Hayley Gains visits the new exhibition from the Wellcome Collection.
Alex Barston watches 'Who are you calling fat?' on BBC Two.
'Manufacturing Happy Citizens: How the Science and Industry of Happiness Control our Lives' by Edgar Cabanas and Eva Illouz (Polity Press; £14.99); reviewed by Isabelle Colley.
'Learning along the way: Further Reflections on Psychoanalysis and Psychotherapy' by Patrick Casement (Routledge; £23.99); reviewed by Giovanni Timmermans.
'The Medical Model in Mental Health: An Explanation and Evaluation' by Ahmed Samei Huda (Oxford University Press; £39.99); reviewed by Annie Hickox.
Stacey Bedwell immerses herself in fear and adrenaline at Alton Towers.
Psychologist and writer Dr Terri Apter watches a new Netflix documentary, 'Tell me who I am: Sometimes it's safer not to know' (with plot spoilers).
Aaron Howard, an Assistant Psychologist, finds that Joker is uncomfortable yet progressive in its depiction of the realities of mental health.
Our editor Jon Sutton speaks to electronic artist Russian Linesman about his new 'Monomyth' series, drawing on Jung's theories and Joseph Campbell's analysis of storytelling.
Sabine Topf reviews This is not a drill: An Extinction Rebellion handbook by Extinction Rebellion (Penguin, £7.99).
Desert Island Discs with Sabrina Cohen-Hatton, reviewed by Annie Brookman-Byrne, Deputy Editor.
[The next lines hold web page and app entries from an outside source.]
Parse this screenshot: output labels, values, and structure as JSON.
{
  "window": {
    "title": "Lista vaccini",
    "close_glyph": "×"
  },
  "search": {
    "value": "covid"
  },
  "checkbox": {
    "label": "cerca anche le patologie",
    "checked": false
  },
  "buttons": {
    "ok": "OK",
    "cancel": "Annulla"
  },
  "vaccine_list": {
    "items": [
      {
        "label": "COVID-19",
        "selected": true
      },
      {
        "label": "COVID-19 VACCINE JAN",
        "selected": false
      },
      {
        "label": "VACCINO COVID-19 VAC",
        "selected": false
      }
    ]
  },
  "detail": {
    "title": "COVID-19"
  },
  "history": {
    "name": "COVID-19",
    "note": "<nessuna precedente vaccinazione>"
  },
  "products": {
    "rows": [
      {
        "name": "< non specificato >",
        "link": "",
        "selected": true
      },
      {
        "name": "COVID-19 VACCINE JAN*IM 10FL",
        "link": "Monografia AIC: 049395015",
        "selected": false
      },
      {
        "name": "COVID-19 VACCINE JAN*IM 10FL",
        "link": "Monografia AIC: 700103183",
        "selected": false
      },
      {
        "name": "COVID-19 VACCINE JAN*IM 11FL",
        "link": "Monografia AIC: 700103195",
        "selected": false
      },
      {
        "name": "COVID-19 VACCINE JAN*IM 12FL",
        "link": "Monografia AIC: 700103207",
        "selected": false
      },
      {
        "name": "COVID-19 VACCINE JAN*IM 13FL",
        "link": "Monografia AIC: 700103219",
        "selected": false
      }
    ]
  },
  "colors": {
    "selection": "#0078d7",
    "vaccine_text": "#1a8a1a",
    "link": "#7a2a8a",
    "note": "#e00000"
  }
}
'Mystify', the new film about the life and death of INXS singer Michael Hutchence, directed and written by Richard Lowenstein; reviewed by Wendy Lloyd.
'Another Me’ is the 2019 UK exhibition of the Koestler Trust’s work produced by people in detention. Reviewed by Rosie Meek.
Reasons to stay alive at Studio Theatre, Sheffield, reviewed by Annie Brookman-Byrne.
The Science of Storytelling: Why Stories Make Us Human, and How to Tell Them Better by Will Storr (HarperCollins; £12.99); reviewed by Annie Brookman-Byrne, Deputy Editor.
The Spider’s Thread: Metaphor in Mind, Brain, and Poetry by Keith J. Holyoak (MIT Press; £27.00); Reviewed by Cathy Rogers.
Alina Ivan (King's College London) visits the 'Art & Protest' exhibition at the Bethlem Gallery.
Aspasia Paltoglou watches the play 'Tao of Glass' at Manchester International Festival.
Under Pressure by Gareth Lock (Human in the System Consulting; £30); reviewed by Laura Watson.
Kate Johnstone watches 'This Way Up' on Channel 4.
Dale Whetter watches Dispatches: Young, British, and Depressed.
Judith Johnson watches 'The Patient Gloria' at the Traverse Theatre in Edinburgh.
Society President David Murphy is a regular at the Edinburgh Fringe Festival. This year he’s already caught more than 20 shows; here are his brief thoughts on three that have stood out for him.
'D for Diagnosis' on BBC Radio 4, reviewed by Kate Johnstone.
Sarah Knight watches.